The best way to portray a historical figure in a biopic, is to keep the person as true to life as possible. While some historical films try to either indict or romanticize their title character, they should really be focusing on creating a mixture of both good and evil, as humans are three dimensional beings. What makes Patton such a rare breed of film, is its ability to make us root for the leading man, while at the same time, showing his flaws.
George S. Patton is played magnificently here by George C. Scott. Scott is Patton, as well as one of the great driving forces through this war movie. Tough, gruff, and unrelenting, Patton is the epitome of a fine war general. He constantly uses ancient history to determine courses of action, such as when and where to attack the enemy. Patton is also a no-nonsense sort of general. Any soldier who is wounded in battle gets the highest of praises, while those suffering from self-inflicted wounds or battle fatigue are considered cowards of the lowest degree. It is here where Patton’s methods become controversial, leading to criticism and punishment from higher authorities, including the President of the United States. The film doesn’t make any excuses for Patton (those are left up to the general, himself), and makes one realize that it is his faults that make him such an interesting character.

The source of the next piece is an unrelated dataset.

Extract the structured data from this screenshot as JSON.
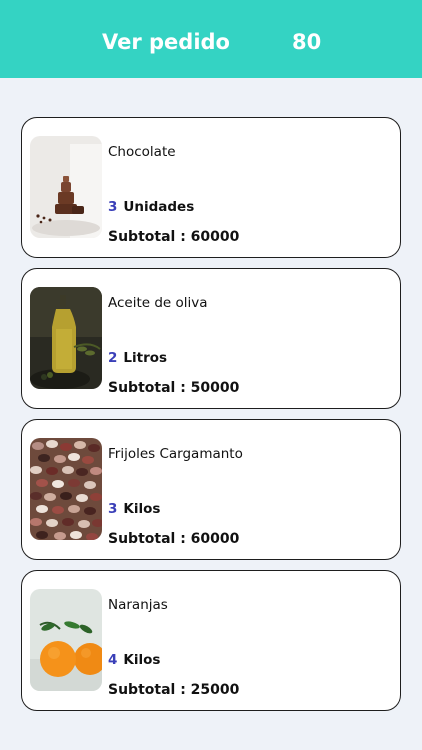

This is a war film that is enhanced by its visuals. Art direction and cinematography here is top notch. From the opening scene (Patton speaking in front of a gigantic US flag), this is a colorfully and imaginatively shot movie. Add to that Franklin J. Schaffner’s Oscar winning direction, and the outcome is a work of art. Schaffner is no stranger to making good cinema; his previous outing was 1968′s Planet of the Apes. It is apparent that this is no film-school project, but rather a labor of love, time, and devotion.
I was not surprised to find out that the screenplay was co-written by Francis Ford Coppola (The Godfather). This is because it is a fantastic one; it has great dialogue and well fleshed out characters. Not only is Patton turned into one of the most multilayered character studies in the history of film, he is also represented by a masterful screenplay.
At nearly three hours long, this film does have its lapses in pace; however, these are far and few, and are usually rectified within minutes. The movie is far tighter than it should be. Additionally, while the war sequences are not up to par with those of modern camera wizardry, they are still exhilarating to watch, featuring some really nice editing and special effects.
Nearly everything about Patton works, especially its direction and acting. Schaffner and his writers show that flawed and complicated characters are ultimately more interesting than two dimensional stereotypes. George C. Scott gives the performance of a lifetime, in one of the greatest biographical portrayals of all time. Even Old Blood and Guts himself would have been proud.